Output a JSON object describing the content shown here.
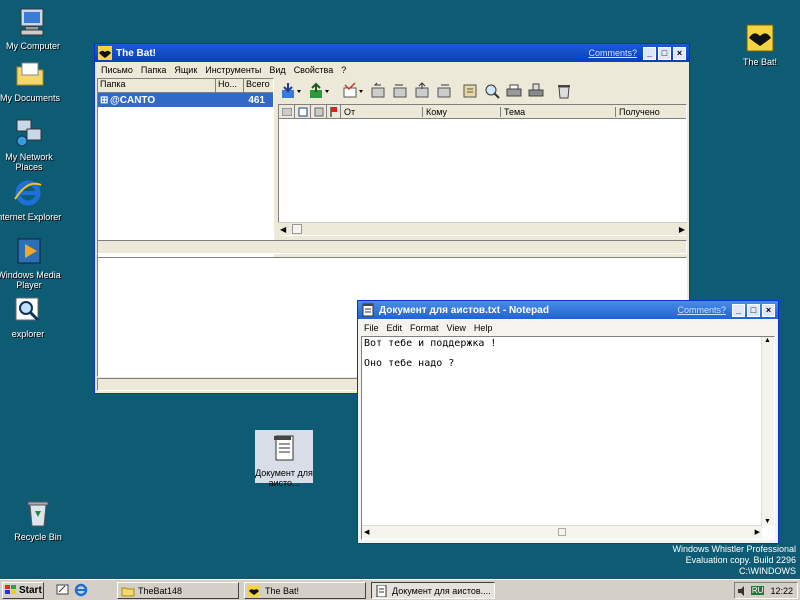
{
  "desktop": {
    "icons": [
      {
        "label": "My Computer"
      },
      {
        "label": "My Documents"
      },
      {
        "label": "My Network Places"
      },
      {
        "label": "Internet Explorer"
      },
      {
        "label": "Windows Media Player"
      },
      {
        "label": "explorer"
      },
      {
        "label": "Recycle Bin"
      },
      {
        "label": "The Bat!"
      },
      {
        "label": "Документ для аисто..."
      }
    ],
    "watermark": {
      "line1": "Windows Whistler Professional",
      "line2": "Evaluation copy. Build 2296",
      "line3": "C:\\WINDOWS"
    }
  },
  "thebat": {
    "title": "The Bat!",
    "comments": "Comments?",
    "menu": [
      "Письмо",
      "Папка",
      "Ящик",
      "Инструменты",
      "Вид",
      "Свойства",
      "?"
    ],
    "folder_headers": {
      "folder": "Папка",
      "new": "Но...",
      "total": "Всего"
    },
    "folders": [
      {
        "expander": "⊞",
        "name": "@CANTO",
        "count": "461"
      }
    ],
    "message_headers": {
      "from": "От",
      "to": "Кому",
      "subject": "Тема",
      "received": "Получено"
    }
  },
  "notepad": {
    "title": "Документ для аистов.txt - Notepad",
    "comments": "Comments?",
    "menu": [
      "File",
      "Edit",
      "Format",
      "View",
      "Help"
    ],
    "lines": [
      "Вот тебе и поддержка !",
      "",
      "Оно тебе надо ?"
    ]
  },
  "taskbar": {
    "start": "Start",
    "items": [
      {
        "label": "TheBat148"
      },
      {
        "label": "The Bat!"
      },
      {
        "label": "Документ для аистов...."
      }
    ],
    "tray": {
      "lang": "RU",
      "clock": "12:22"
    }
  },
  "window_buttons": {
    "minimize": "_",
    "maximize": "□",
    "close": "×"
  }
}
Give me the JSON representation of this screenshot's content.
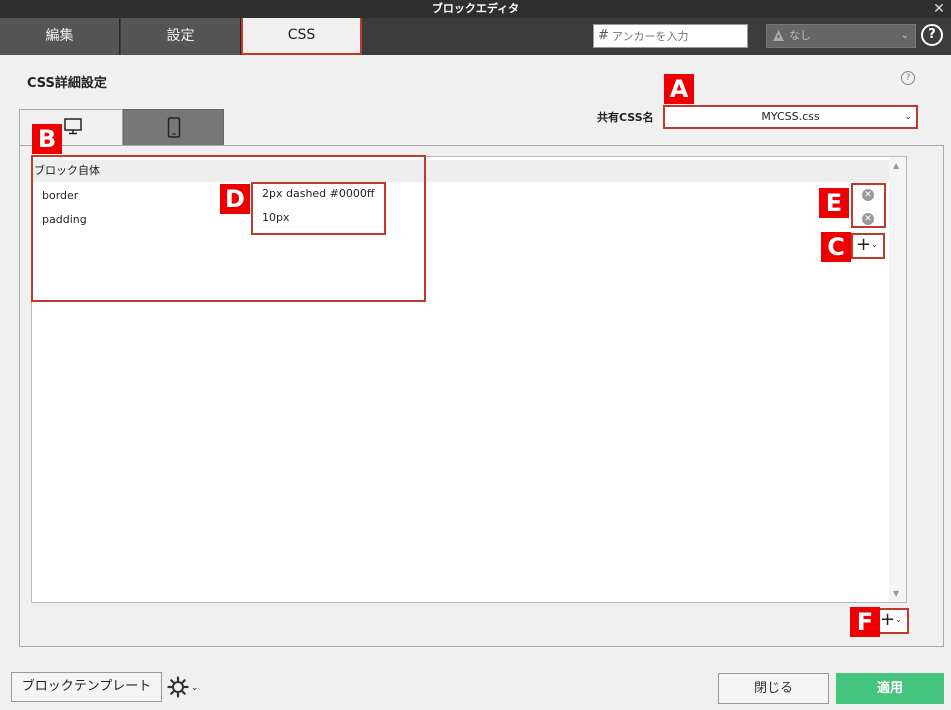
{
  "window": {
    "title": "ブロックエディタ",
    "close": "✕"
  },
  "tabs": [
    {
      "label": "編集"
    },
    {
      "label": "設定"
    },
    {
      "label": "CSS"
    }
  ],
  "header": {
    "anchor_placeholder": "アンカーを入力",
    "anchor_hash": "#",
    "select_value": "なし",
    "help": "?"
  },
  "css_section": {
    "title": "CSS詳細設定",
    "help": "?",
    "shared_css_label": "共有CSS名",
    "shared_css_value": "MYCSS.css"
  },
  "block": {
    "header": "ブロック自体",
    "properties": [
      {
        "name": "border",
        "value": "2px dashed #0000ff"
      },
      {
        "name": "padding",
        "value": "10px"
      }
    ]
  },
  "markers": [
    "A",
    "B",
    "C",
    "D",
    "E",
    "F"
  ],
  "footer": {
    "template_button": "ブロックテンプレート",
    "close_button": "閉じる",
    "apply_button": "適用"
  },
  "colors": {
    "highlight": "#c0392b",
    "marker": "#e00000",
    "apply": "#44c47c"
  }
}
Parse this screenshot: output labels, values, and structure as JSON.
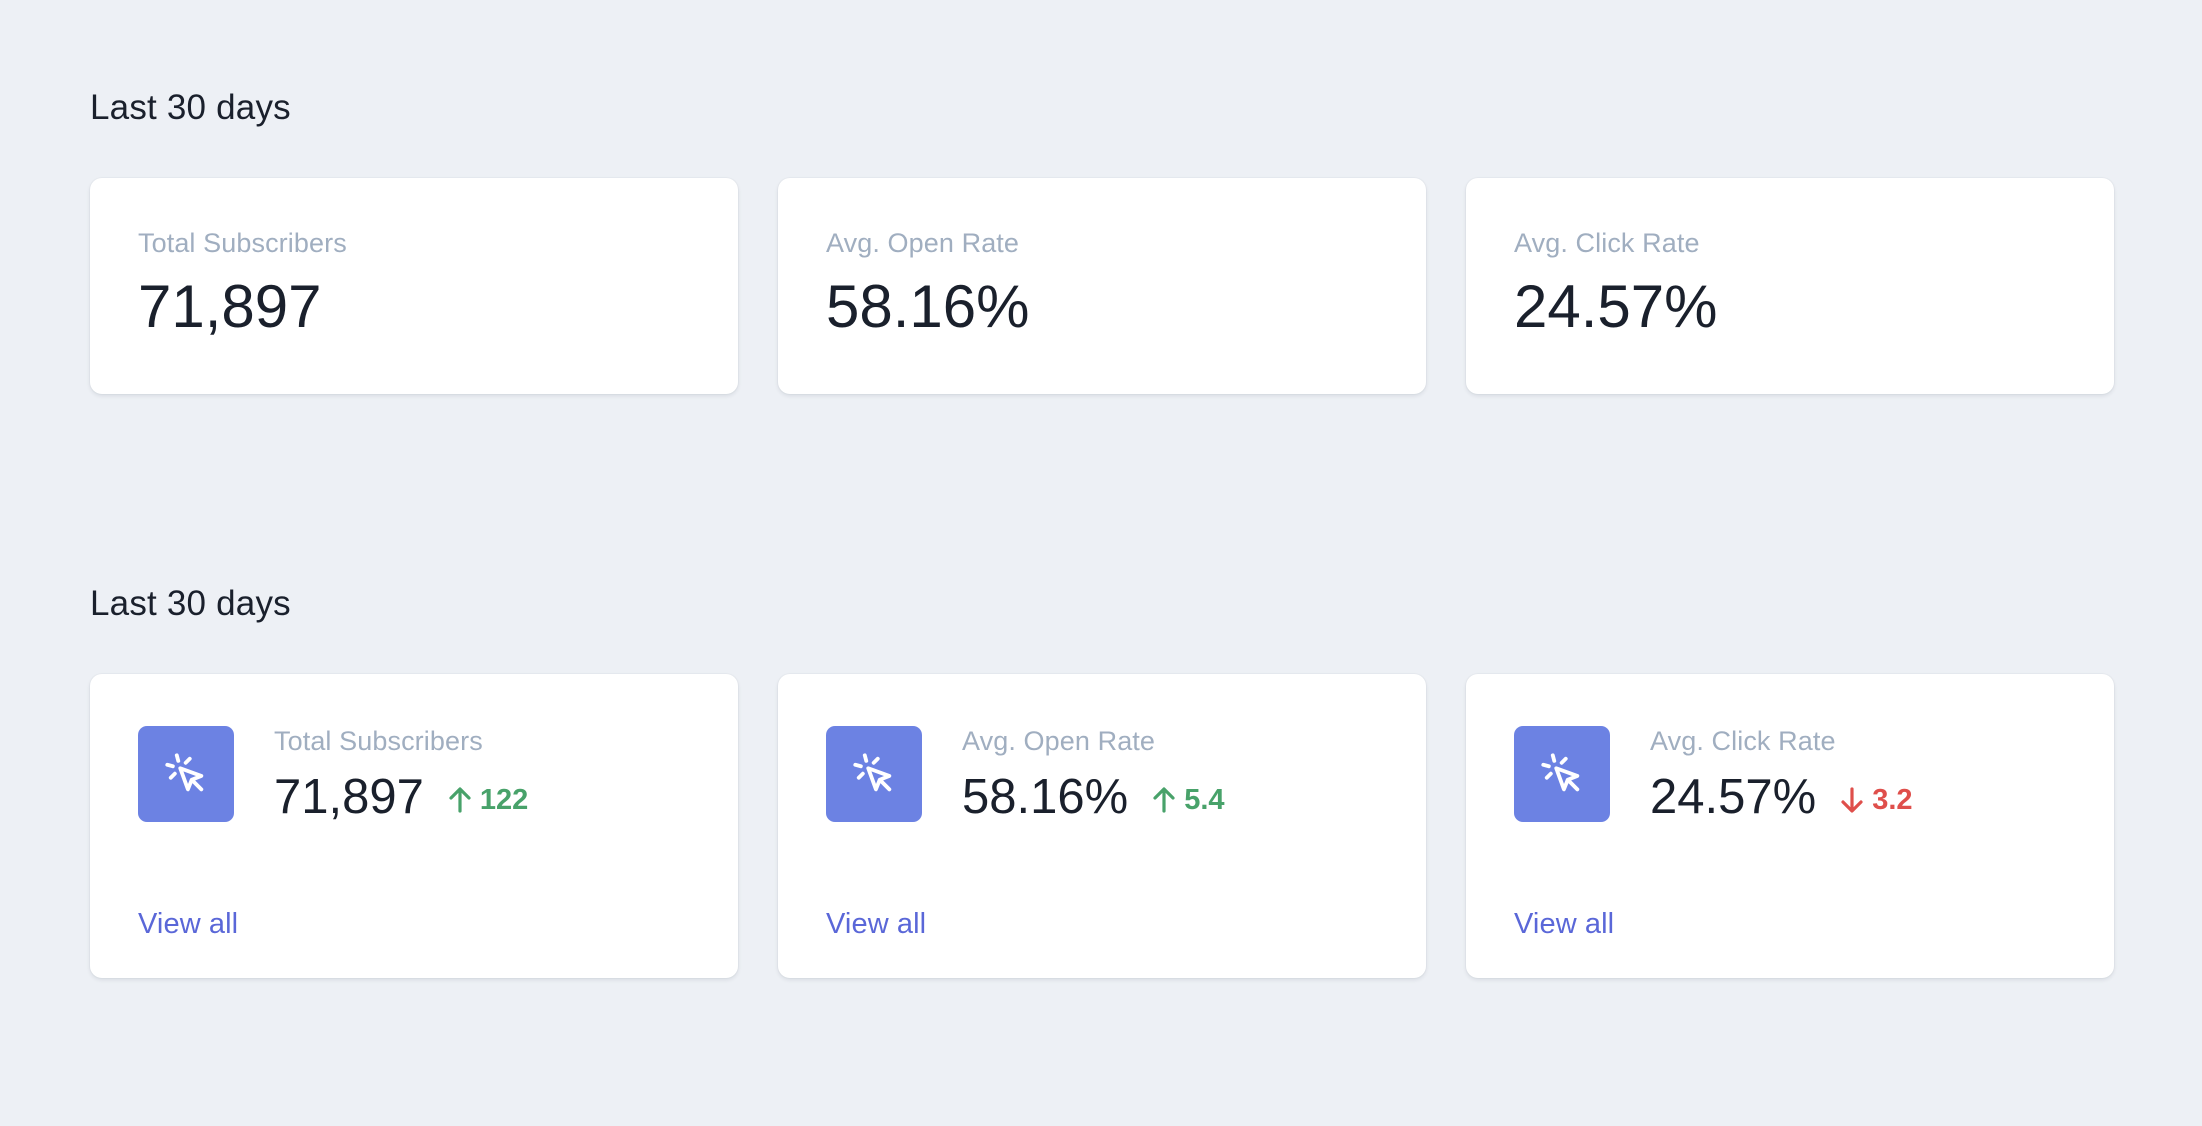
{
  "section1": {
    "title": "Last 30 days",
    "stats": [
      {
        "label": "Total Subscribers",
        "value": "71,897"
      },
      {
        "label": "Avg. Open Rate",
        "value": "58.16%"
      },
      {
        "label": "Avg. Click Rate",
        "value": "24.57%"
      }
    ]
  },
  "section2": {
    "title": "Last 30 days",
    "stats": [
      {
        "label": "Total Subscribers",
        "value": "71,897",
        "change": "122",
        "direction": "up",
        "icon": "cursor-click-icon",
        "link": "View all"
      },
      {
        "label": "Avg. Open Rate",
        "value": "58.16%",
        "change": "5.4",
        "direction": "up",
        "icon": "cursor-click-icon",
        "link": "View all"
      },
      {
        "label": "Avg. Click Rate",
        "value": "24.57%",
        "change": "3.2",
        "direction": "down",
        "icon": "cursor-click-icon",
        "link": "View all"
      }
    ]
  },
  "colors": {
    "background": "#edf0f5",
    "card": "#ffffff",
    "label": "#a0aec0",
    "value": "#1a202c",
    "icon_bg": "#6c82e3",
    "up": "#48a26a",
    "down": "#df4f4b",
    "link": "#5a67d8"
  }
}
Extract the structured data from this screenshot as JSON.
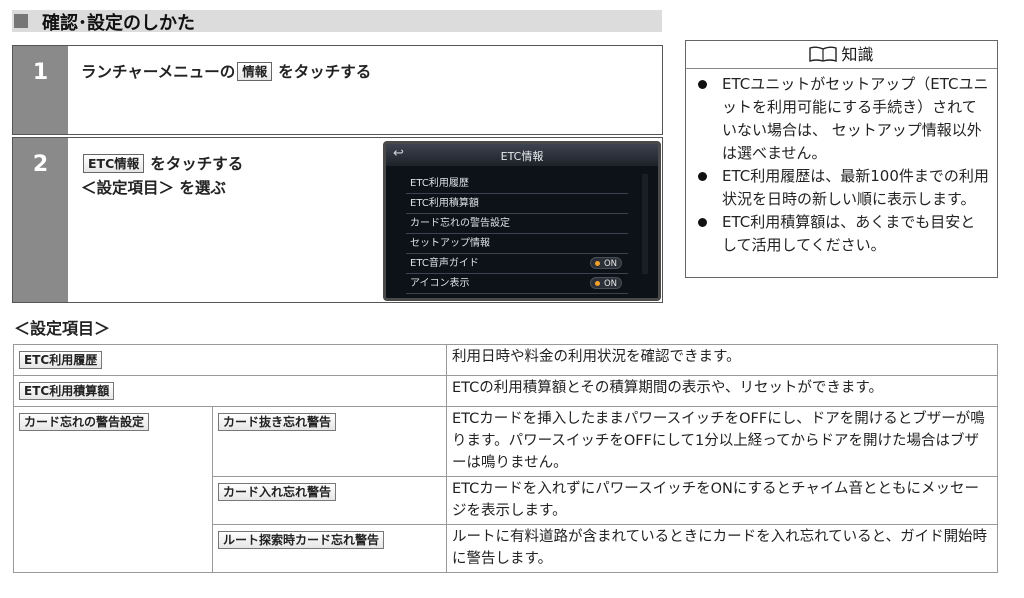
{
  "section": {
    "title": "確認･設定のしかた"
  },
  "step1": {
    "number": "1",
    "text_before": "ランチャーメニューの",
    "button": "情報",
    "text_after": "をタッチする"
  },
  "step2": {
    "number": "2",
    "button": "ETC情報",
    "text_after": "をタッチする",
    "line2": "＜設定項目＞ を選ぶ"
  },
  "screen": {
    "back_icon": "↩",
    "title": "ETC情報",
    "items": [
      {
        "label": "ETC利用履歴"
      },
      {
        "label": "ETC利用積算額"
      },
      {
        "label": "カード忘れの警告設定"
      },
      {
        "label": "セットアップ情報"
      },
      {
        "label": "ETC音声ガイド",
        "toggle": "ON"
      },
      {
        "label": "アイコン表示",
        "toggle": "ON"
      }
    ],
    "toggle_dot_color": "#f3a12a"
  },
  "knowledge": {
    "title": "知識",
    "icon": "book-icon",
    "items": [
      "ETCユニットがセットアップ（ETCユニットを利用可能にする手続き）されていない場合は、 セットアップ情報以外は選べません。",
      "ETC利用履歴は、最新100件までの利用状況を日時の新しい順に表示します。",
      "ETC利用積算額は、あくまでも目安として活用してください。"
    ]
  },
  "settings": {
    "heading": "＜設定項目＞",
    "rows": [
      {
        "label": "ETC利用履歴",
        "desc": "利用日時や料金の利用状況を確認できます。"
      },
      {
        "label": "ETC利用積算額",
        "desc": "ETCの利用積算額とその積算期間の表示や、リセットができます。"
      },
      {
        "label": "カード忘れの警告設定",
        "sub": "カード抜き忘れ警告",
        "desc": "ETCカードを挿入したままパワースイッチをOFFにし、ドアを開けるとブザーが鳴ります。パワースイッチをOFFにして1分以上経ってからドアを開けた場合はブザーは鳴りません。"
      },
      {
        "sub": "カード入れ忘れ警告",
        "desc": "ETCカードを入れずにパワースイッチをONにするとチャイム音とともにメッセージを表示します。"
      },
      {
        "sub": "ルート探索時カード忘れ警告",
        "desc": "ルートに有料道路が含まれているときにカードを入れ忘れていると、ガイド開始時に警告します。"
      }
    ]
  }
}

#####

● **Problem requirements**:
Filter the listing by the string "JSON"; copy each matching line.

● **Solution for this exercise**:
Output a JSON object describing the content shown here.
Give me the JSON representation of this screenshot's content.
Parse this screenshot: output labels, values, and structure as JSON.
Extract the structured data from this screenshot as JSON.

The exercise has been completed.